“When you bite into a mince pie or mincemeat tart, you are participating in a hallowed culinary tradition that started in ancient times and crossed millennia and oceans,” says Pascale, who did customer taste-testing before launching her product at the first ‘Cuse Market, co-sponsored by the LaunchPad and the Falcone Center at Bird Library. She blind-tasted her original recipe against a number of other mince products. Hers handily won as the most delicious.
To find the best mincemeat in the world, now you only have to visit the F Shed at the CNY Regional Market, or “like,” follow, and connect on Facebook and Twitter: farmerstreetpantry or order by e-mail, email@example.com
Mama’s Snack Shack Granola
For a crunchy, delicious, savory treat, that’s tasty from breakfast to bedtime, or for lunch snacks and on-the-go, try Mama’s Snack Shack granola. Available in two flavors, Apple Pie and Ginger Snap, the granola is healthy and yummy, vegan, gluten-free. Made with love by Cathy Mulford, an SU staff member who is part of the Bird Library team, the granolas were recently featured at SSIC’s Holiday Market. They also feature fruits from local orchards in the Apple Pie granola.
As Mulford points out, “Oats provide complex carbohydrates, so the snack stays with you longer,” meaning you feel satisfied longer, suppressing hunger that often drives people to keep eating unhealthy snacks. As she describes it, “All the warm fuzzy feelings inside a bag of yummy goodness without all the sugar, fat and preservatives.”

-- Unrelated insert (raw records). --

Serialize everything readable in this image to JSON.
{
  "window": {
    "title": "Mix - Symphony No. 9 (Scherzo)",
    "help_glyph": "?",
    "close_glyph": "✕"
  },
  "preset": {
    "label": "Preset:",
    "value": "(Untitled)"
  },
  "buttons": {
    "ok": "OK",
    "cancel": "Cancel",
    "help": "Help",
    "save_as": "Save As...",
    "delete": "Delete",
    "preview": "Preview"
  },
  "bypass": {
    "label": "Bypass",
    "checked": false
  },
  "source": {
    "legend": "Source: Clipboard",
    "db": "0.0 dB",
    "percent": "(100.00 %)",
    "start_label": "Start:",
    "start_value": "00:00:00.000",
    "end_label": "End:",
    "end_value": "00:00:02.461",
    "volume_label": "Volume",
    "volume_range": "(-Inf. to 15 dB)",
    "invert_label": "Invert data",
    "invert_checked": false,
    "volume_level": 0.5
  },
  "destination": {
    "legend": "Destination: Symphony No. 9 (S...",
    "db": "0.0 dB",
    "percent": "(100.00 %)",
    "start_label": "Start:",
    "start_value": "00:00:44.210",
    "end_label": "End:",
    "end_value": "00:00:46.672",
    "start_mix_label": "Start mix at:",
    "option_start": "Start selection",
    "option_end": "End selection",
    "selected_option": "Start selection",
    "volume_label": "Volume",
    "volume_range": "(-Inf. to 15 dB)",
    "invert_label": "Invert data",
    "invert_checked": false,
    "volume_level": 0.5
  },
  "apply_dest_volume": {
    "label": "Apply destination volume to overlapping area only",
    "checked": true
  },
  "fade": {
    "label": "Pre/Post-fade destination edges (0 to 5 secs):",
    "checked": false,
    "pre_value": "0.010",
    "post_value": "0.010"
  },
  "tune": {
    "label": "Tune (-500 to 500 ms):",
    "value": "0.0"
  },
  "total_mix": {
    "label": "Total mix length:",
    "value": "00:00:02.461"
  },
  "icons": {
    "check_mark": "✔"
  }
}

There is nothing to better warm up a cold winter’s day than spiced gingersnap granola studded with amazing bits of crystallized ginger. It will take you right back to your grandmother’s kitchen (presuming your grandmother was an awesome cook who knew how to make magic with ginger, cinnamon and other tasty spices that taste like they came right out of the homemade cookie jar). It will cozy you up this winter, and it’s a great way to start off your New Year’s resolution to get healthy!
Check out Mama’s Snack Shack on Facebook: mamassnackshack and order yours at MamasSnackShack@yahoo.com
Both are awesome product launches, just in time for the holidays. Congratulations to these two dynamic entreprepreneurs, Lynne Pascale and Cathy Mulford.